• [Your assignment]: Go over the lines below, and when one contains the word "down", copy it.

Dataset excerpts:
---*---
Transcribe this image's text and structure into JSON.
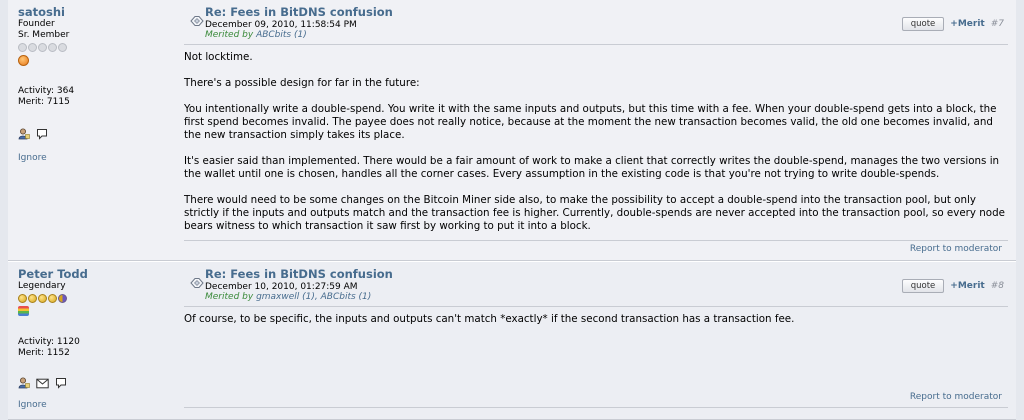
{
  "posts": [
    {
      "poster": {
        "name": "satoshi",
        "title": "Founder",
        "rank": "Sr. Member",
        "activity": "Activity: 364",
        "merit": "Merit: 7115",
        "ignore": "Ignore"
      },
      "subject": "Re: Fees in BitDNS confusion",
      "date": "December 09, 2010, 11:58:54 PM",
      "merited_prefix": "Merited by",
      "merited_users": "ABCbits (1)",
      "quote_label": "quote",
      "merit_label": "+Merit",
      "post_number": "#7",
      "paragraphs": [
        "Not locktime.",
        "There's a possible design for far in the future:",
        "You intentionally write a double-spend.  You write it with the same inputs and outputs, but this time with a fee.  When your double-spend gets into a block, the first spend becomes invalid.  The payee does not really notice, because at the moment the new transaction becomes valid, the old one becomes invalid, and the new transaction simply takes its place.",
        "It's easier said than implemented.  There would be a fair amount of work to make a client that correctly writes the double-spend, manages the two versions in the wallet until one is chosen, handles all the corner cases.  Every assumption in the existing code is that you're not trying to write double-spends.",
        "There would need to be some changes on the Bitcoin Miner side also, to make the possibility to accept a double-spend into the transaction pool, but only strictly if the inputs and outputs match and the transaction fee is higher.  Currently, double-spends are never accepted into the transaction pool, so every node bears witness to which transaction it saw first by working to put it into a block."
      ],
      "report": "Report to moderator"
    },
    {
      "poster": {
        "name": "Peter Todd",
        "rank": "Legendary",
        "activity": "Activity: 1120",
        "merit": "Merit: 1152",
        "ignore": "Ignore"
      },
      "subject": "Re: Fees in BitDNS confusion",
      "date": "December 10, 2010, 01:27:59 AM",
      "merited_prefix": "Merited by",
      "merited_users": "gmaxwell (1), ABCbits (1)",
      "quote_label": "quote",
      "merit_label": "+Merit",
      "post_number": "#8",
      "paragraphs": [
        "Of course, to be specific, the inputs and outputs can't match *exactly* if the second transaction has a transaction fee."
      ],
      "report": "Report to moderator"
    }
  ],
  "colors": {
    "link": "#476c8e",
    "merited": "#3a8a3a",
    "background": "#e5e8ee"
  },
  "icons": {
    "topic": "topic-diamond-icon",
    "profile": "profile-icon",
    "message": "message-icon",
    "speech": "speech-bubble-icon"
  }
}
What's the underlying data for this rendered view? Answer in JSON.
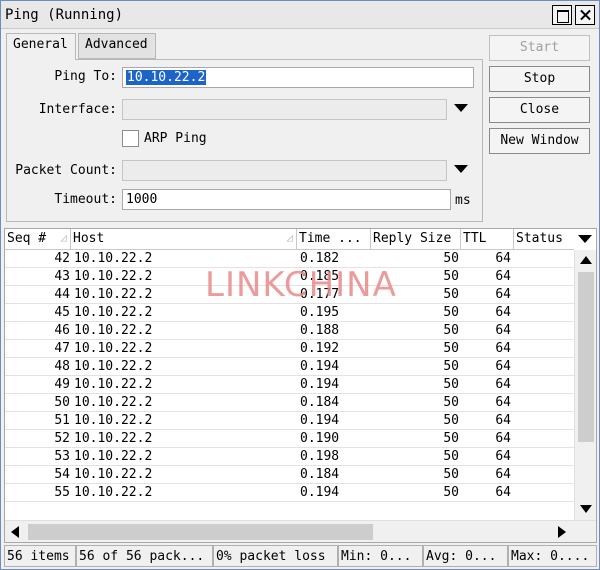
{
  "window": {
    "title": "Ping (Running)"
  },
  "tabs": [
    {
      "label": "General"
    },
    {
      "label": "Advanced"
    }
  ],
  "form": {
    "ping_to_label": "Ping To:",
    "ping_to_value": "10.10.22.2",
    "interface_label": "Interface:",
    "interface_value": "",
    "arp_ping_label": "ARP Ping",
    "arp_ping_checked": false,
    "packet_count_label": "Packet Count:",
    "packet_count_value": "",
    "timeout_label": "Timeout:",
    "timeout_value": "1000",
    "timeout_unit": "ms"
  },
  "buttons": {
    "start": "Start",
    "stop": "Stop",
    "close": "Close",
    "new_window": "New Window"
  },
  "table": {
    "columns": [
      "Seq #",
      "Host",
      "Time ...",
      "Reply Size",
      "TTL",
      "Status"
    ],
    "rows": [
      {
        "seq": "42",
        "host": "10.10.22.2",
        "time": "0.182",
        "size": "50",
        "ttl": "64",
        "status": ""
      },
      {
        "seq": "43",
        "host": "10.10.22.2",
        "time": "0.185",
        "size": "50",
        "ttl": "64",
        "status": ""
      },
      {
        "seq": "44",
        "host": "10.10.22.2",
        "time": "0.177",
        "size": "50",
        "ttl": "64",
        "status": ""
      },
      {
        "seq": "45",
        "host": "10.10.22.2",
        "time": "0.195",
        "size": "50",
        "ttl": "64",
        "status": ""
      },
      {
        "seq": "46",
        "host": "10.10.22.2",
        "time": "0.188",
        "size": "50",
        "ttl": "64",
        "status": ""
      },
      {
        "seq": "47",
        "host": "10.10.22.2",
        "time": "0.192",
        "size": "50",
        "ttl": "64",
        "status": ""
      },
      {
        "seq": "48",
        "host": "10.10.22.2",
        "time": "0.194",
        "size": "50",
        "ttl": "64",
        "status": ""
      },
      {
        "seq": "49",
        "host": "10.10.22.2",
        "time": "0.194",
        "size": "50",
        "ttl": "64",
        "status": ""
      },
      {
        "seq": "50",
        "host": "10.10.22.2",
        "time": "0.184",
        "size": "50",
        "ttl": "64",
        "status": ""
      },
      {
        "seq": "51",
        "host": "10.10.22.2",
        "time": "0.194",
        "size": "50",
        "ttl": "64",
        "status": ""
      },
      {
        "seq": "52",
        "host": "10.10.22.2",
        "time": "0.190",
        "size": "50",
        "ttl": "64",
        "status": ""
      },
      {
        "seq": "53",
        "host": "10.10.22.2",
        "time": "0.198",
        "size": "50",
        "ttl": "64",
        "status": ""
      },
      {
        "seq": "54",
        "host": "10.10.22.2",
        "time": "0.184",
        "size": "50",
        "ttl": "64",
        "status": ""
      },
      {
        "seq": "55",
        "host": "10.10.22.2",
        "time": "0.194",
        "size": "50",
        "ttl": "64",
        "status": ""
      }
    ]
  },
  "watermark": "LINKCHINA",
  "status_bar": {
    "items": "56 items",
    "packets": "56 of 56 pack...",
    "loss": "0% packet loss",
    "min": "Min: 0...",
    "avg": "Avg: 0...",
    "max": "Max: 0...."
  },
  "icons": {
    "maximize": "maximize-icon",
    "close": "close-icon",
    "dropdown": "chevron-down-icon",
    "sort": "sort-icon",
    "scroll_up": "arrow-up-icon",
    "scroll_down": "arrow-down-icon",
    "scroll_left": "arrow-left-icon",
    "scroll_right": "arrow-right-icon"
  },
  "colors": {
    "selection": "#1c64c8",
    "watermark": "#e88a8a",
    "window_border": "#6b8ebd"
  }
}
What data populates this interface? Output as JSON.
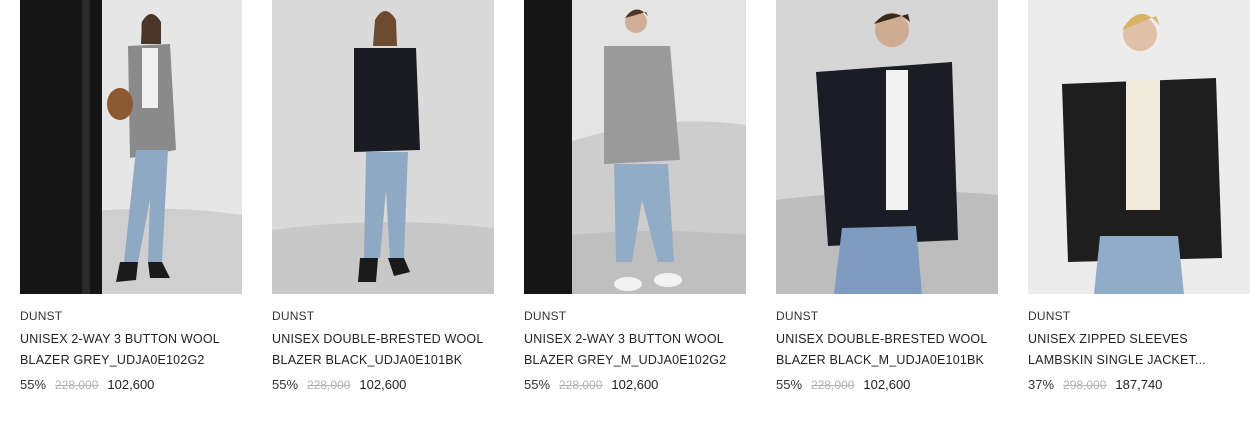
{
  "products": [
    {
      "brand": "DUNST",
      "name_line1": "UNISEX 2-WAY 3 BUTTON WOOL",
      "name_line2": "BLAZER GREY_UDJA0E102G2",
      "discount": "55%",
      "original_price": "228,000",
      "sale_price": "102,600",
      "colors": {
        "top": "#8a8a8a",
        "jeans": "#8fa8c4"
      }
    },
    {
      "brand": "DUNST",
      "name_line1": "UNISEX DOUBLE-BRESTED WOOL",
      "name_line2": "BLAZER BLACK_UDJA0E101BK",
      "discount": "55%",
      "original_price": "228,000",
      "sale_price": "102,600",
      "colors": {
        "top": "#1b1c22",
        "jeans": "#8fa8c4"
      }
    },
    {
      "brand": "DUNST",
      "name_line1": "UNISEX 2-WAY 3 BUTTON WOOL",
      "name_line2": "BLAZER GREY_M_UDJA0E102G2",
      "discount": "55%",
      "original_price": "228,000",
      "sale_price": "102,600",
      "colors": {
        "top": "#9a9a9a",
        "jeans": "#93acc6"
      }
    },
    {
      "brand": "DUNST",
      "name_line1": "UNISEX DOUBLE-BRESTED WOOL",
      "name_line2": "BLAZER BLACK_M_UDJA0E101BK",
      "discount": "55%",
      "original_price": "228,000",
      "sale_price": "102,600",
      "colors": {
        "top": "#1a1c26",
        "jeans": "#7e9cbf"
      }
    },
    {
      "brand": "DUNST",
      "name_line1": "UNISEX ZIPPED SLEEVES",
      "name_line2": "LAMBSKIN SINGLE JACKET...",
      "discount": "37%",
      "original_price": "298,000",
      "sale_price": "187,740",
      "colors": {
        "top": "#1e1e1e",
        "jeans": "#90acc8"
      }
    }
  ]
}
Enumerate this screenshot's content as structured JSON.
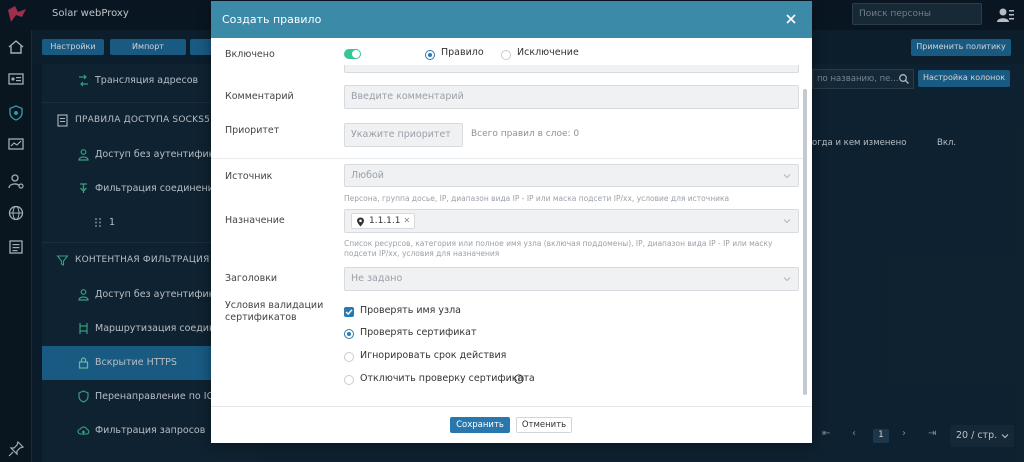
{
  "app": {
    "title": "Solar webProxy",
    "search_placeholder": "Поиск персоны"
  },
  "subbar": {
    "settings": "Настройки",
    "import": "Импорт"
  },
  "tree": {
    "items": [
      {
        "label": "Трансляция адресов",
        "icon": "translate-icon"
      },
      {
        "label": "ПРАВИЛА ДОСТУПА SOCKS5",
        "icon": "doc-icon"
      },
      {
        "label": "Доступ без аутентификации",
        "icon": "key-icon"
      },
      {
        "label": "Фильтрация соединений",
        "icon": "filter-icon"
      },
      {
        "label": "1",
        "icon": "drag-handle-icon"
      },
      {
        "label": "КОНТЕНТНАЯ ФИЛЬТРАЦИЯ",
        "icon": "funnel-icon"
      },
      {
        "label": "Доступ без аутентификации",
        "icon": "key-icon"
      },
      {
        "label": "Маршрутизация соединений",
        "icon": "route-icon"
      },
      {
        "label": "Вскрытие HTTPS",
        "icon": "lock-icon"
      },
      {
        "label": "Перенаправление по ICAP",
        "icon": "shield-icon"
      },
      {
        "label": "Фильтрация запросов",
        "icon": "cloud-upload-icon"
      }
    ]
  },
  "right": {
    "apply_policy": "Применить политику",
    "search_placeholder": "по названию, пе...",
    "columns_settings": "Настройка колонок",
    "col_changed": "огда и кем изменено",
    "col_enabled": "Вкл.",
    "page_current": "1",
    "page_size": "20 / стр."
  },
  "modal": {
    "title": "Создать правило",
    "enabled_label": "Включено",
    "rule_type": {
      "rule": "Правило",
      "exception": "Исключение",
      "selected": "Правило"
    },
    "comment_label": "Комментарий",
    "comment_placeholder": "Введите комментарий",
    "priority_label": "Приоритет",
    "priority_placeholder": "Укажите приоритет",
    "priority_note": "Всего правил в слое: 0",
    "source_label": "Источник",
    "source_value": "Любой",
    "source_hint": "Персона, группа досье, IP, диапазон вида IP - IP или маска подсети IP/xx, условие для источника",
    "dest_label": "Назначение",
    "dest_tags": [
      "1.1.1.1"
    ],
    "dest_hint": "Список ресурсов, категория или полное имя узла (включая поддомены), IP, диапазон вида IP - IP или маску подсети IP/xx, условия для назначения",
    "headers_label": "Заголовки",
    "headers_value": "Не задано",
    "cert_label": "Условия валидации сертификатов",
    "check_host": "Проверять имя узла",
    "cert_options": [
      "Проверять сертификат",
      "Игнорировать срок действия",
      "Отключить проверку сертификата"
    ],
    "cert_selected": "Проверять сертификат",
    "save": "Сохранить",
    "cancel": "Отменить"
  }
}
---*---
• [Output for this exercise]:
    "dropdown": "chevron-down-icon",
    "scroll_down": "arrow-down-icon",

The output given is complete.